Full-globe views. When Mars Orbiter Mission is near apoapsis, farther than about 65,000 kilometers away from the planet, it is able to encompass the whole globe in one field of view, with no truncation, at a resolution of about 4 kilometers per pixel. There have now been eight such unique views. On the browse page, I sorted them by longitude.
Near-global views. There is a heartbreaking number of photos of Mars that are very nearly global, truncated at one or more edges. Here, for example, is a view centered on Elysium Mons, which means that the landing sites of Curiosity, InSight, and Viking 2 are also central. (For help locating Mars landing sites, use this map.) I also sorted these by longitude.
Regional views. Between altitudes of about 10,000 and about 40,000 kilometers, the camera still observes very large swaths of the Martian surface, with resolutions around 1 or 2 kilometers per pixel. These images could be very interesting to combine with MOLA gridded topographic data, which has only slightly lower resolution, to make nice colorized regional maps. For instance, I'd love to see some people combine these regional views of giant Martian volcanoes with MOLA topography.
It would be really great to make a global color map at this resolution from Mars Orbiter Mission MCC data, because it would be better than the only similar product made from Viking color images, the Viking MDIM. Unfortunately, there isn't global MCC coverage at this resolution; continuous regional coverage only exists from about 0 to 60 degrees north. One could make do with lower-resolution data for the southern hemisphere though. Here's a map showing the regional-image coverage that has been released to date:
High-resolution mosaics. At altitudes lower than 10,000 kilometers, the Mars Orbiter Mission camera team seems to prefer shooting mosaics rather than repeated single footprints. I use "high-resolution" in a relative sense: these are still low-resolution by modern standards (20-600 meters per pixel). These are shot close to periapsis on Mars Orbiter Mission's equatorial orbit, so they cluster quite close to the equator. The high-resolution images split into two seasons: from orbits 21 to 103, they lay mostly on or just south of the equator. From orbit 132, they lay mostly north of the equator. I assume this has to do with the evolution of Mars Orbiter Mission's orbit over time. On the browse page, I split them into those two orbital phases (southern and northern) and then ordered them by longitude.
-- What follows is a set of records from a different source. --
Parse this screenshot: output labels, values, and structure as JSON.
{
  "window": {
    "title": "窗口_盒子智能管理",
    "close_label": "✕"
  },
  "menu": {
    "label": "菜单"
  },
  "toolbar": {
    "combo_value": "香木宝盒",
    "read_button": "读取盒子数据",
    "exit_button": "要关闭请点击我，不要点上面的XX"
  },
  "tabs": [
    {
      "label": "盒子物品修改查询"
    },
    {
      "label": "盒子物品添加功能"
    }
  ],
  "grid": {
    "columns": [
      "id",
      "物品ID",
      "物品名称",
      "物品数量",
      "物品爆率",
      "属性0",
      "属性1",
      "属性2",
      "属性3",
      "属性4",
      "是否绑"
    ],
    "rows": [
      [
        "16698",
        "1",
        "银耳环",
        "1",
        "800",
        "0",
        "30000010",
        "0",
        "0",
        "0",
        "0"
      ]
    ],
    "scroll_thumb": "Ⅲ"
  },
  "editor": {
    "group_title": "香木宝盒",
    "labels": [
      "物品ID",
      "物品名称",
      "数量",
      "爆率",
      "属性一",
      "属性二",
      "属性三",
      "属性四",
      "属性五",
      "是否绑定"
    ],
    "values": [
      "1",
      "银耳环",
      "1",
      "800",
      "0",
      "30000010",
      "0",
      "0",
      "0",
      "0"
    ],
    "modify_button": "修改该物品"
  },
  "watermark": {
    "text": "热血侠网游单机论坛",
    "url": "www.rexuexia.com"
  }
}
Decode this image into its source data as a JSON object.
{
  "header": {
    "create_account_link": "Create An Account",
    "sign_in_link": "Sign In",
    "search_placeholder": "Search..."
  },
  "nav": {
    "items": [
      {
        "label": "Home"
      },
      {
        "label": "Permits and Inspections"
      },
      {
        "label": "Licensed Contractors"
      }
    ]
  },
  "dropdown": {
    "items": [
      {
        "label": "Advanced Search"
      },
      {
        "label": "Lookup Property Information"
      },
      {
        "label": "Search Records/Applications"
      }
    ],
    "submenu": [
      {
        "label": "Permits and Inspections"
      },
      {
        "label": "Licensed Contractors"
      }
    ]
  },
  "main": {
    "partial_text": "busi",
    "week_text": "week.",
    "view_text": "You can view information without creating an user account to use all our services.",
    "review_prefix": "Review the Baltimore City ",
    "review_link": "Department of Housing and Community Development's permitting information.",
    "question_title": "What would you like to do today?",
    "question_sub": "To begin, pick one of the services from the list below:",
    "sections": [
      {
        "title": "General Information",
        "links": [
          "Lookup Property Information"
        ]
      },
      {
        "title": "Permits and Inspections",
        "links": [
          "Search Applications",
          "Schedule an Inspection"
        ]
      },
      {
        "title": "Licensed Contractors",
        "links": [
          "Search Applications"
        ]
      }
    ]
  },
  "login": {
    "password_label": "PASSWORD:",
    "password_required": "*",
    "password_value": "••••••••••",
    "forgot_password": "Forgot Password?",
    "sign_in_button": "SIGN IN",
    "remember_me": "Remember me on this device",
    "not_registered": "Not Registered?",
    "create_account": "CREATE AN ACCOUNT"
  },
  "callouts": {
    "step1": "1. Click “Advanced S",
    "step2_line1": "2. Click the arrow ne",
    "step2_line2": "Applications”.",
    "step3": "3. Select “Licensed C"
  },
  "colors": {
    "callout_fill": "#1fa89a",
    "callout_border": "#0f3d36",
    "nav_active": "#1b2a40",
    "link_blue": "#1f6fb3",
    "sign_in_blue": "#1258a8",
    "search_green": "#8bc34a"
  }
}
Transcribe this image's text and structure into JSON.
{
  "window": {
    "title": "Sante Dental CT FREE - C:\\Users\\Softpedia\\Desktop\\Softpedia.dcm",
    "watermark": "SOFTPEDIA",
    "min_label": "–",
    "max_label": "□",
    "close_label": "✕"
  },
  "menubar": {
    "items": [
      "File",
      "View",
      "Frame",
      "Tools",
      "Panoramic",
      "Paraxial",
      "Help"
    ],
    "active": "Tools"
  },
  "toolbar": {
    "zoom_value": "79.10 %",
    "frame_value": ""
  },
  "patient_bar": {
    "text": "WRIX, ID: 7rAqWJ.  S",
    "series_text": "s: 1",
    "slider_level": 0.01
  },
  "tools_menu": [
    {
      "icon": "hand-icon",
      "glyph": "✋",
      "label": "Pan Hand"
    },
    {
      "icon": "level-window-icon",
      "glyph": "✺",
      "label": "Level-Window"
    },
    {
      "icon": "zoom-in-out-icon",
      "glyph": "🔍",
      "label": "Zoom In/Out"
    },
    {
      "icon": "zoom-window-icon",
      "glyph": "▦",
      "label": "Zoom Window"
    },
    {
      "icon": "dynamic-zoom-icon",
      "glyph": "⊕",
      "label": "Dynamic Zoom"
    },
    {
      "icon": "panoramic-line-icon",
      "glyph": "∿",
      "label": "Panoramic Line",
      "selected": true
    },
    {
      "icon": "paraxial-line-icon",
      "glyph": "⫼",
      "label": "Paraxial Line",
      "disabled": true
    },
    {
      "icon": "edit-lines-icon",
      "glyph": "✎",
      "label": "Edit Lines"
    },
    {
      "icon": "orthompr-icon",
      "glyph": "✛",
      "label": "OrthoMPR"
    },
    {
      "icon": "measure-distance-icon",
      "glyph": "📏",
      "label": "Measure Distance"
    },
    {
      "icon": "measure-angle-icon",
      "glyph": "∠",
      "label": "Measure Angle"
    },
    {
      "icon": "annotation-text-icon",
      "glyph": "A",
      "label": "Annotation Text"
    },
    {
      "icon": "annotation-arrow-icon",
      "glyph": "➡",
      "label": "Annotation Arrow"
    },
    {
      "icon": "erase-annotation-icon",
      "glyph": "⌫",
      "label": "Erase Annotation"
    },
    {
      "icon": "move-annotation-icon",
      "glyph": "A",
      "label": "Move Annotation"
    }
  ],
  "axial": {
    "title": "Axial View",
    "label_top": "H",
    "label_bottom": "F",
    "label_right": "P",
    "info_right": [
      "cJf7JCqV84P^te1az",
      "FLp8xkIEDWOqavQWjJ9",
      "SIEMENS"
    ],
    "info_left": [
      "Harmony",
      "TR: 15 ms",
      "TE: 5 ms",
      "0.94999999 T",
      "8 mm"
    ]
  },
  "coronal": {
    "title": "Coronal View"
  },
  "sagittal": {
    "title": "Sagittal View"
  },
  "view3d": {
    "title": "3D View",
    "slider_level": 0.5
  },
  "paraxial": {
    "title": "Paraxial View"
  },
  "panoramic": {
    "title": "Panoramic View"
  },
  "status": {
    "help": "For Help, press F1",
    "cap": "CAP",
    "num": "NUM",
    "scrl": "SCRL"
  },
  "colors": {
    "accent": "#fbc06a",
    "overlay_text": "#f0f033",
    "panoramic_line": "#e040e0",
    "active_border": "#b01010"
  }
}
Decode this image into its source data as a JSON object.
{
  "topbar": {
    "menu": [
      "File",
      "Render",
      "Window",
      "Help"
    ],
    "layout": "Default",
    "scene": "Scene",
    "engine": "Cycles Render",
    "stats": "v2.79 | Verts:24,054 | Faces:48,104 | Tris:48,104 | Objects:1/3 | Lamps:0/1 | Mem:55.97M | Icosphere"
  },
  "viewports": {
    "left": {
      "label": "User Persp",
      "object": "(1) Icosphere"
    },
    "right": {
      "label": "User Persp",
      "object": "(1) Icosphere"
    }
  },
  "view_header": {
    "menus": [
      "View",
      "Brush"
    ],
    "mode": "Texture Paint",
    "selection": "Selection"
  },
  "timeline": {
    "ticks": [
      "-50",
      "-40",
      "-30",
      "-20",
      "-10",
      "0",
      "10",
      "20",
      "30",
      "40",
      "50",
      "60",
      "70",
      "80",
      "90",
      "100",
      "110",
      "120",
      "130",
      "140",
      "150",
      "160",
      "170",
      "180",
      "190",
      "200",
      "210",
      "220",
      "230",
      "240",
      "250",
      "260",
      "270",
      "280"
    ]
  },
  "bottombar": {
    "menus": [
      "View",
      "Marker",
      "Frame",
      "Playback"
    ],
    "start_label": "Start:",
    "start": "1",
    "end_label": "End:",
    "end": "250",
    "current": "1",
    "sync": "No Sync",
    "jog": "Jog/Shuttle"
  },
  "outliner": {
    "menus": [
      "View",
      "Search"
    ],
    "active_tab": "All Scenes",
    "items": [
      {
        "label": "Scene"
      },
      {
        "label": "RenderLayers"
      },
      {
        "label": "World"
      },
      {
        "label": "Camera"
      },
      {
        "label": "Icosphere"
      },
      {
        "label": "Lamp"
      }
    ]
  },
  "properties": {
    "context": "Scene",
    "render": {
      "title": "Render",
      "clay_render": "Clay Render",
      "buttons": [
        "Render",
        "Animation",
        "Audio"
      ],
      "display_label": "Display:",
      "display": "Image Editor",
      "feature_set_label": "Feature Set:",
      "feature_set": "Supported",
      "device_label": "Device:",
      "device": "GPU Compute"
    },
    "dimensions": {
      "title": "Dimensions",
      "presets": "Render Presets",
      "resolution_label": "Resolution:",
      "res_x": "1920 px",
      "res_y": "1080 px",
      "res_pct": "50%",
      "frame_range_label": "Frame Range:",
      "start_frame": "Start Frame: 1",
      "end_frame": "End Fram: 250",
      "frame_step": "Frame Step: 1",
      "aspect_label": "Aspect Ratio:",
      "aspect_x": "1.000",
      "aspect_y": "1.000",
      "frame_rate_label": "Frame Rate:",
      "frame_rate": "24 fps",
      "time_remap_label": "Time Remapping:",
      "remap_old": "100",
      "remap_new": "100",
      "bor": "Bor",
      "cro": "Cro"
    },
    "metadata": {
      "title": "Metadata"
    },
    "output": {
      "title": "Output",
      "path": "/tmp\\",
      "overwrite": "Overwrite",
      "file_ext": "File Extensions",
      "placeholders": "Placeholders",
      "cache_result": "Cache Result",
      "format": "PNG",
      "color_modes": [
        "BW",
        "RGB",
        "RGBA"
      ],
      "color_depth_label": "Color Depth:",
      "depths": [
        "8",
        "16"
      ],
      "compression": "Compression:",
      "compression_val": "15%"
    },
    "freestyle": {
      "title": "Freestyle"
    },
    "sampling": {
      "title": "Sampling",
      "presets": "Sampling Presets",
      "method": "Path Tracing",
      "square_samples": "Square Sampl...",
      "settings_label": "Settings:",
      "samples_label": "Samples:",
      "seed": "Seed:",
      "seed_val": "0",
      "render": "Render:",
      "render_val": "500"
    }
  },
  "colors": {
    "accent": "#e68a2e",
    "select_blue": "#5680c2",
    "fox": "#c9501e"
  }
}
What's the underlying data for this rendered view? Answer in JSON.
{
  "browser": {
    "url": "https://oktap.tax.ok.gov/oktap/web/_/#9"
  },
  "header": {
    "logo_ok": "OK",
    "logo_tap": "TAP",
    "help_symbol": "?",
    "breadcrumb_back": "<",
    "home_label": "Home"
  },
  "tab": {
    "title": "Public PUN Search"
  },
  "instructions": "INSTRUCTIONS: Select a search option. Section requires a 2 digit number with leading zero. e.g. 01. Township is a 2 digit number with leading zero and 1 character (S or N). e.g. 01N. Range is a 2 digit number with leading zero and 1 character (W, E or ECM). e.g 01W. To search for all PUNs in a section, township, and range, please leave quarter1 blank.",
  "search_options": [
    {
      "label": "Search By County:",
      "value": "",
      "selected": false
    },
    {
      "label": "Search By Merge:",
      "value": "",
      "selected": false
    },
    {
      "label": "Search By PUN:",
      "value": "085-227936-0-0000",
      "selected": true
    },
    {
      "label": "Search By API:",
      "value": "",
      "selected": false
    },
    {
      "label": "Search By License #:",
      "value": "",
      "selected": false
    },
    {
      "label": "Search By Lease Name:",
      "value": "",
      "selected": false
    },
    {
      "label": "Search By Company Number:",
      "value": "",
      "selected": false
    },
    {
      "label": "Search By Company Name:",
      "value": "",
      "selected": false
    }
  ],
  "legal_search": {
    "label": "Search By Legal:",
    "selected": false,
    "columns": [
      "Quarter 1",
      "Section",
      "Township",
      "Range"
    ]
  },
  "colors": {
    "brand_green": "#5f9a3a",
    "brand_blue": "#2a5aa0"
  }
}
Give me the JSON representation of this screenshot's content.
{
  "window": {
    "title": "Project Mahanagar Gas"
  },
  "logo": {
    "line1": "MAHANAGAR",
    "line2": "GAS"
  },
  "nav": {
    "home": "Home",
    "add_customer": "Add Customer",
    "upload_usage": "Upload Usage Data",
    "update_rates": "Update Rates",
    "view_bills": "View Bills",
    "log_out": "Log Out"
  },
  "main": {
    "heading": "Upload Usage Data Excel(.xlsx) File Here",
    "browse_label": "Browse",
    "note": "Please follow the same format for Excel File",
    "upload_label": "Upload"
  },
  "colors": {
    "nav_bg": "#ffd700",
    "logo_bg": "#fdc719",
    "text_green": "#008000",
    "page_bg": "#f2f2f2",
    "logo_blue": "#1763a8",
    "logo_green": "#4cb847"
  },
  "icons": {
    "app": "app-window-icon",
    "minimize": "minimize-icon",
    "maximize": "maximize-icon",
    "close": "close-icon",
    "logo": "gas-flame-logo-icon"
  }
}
These high-resolution images don't seem to be deliberately targeted at features on the surface -- they seem to fall more or less where the orbiter's path took them. They could be useful to colorize crisper images from other data sets, like Viking or perhaps mosaics of Odyssey THEMIS daytime infrared images, to produce context maps. The latitude limitation is pretty severe, however, and the resolution pretty low. There is nothing at this resolution covering either of the potential locations for Mars 2020, and coverage over the Gale, Meridiani, and Gusev rover sites is on the lower-resolution end of the scale.
Still, despite all those limitations, the images are pretty in and of themselves. Here are a few examples of high-resolution mosaics. I've mosaicked them and stretched the color a bit to bring out the subtle variations. In reality the color is blander than this, but MCC captures the variety well.
I am greatly looking forward to seeing what amateurs do with these data. Go forth and have fun exploring the subtle Earth tones of Mars!